The Maryland-National Capital Park and Planning Commission ruled in 2005 that the remaining 1,000 feet of the 6-mile natural-surface trail in Fairland Park could not be finished, citing concern over the number of trees being cut down and the safety of other trail users.

The cycling group Mid-Atlantic Off Road Enthusiasts (MORE) wants to see the trail in Laurel completed. Member Austin Steo of Burtonsville has started collecting signatures on a petition in hopes that they will help convince commission members to reverse their decision.

MORE volunteers began clearing the 4-foot-wide trail in 2000, with the approval of Park and Planning officials. But in 2005, the group was ordered to stop the work amid concerns over the number of trees being cleared and the safety of those running, hiking and riding horses along the trail, which when finished would make a complete loop, said Park and Planning Supervisor Chuck Montrie. There is a separate equestrian trail, but equestrians also use the bike trail, he said.
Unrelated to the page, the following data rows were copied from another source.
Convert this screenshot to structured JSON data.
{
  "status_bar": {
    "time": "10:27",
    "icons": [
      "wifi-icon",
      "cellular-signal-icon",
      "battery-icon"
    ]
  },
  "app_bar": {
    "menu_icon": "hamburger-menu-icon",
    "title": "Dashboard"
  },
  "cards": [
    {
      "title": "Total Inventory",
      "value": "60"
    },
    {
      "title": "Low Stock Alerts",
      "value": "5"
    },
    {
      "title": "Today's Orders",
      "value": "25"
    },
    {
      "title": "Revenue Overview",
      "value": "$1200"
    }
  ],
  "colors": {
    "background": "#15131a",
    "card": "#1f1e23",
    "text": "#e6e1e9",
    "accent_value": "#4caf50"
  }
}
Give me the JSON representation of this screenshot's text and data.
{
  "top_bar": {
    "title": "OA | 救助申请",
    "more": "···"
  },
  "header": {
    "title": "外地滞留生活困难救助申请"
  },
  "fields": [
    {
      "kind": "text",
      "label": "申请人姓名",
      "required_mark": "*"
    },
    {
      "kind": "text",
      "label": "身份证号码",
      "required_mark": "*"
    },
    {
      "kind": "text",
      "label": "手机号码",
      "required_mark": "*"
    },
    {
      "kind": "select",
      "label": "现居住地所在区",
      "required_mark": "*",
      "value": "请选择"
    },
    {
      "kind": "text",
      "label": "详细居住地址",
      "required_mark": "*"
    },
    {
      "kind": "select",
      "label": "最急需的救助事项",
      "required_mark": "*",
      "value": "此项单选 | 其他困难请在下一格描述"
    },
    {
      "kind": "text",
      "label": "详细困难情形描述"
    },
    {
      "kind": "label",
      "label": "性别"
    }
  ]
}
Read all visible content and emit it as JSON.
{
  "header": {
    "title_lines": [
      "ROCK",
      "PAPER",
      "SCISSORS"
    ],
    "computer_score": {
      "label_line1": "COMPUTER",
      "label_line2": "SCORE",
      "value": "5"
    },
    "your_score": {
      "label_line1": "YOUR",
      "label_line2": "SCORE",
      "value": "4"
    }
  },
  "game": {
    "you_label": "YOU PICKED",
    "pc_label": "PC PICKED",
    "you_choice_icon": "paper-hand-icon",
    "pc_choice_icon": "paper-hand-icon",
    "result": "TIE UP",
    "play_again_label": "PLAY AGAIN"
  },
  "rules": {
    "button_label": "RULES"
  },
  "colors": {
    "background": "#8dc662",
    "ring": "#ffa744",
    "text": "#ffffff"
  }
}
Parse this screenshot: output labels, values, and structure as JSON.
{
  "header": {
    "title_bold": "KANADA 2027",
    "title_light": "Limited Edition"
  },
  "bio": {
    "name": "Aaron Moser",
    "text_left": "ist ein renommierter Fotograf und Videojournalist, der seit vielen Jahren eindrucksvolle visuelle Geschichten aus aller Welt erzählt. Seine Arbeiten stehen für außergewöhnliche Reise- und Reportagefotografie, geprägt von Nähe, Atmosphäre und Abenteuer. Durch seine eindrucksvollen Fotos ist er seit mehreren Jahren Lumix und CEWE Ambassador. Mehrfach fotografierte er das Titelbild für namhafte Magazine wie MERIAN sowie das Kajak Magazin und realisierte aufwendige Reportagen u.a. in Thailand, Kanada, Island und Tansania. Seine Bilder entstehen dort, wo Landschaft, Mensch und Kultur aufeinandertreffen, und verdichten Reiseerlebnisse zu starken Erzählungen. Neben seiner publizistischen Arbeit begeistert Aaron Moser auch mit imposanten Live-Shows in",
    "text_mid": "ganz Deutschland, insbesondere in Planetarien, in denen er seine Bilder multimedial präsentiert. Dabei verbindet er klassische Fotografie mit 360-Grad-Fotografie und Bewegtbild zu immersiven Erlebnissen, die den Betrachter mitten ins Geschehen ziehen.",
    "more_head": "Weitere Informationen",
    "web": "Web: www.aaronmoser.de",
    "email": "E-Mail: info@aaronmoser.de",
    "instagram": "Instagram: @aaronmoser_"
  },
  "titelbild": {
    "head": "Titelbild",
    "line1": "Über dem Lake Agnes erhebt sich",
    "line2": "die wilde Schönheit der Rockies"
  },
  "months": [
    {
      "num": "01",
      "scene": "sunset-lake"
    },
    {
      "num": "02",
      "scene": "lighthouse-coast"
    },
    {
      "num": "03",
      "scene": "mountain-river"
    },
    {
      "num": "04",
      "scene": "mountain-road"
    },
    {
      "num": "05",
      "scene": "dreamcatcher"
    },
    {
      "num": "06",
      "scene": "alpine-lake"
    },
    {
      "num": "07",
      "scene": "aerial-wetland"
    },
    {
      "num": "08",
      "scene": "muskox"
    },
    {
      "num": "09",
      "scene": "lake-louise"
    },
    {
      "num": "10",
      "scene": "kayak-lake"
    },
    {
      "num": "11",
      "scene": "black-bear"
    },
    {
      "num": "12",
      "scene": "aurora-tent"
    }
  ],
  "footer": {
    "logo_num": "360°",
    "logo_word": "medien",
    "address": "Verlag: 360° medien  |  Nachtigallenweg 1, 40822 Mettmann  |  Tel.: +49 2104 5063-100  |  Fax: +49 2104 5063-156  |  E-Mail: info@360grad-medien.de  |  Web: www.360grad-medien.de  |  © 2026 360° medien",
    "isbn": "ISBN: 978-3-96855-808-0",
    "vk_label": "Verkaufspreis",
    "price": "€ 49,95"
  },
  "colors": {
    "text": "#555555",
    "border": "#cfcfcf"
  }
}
Since then, cyclists have written Prince George’s County Councilman Thomas Dernoga (D-Dist. 1) of Laurel seeking his help to reverse the commission’s decision.

Montrie said Park and Planning would seek public input on Steo’s request during a park master plan meeting in October, he said.

Discussion will include possible new trails and the completion of the bike trail. Montrie said there was not a public hearing when the commission approved MORE’s previous work on the project.

‘‘We’re not saying yes or no” to the request to finish the trail, Montrie said. ‘‘But before we move forward, we want there to be a public process.”

Fairland Park, located west of Interstate 95 at Old Gunpowder and Van Dusen roads in Prince George’s County, and running north along Greencastle Road in Montgomery County, also has 2.5 miles of paved trails completed by Park and Planning.

While the unfinished section of the natural-surface bike trail is entirely in Prince George’s, most of it is in Montgomery.

Rick Barr, a South Laurel mountain biker, said closing the gap in the trail would enable users to travel farther without having to turn around.

‘‘It would create a much larger loop, which is always nice,” he said.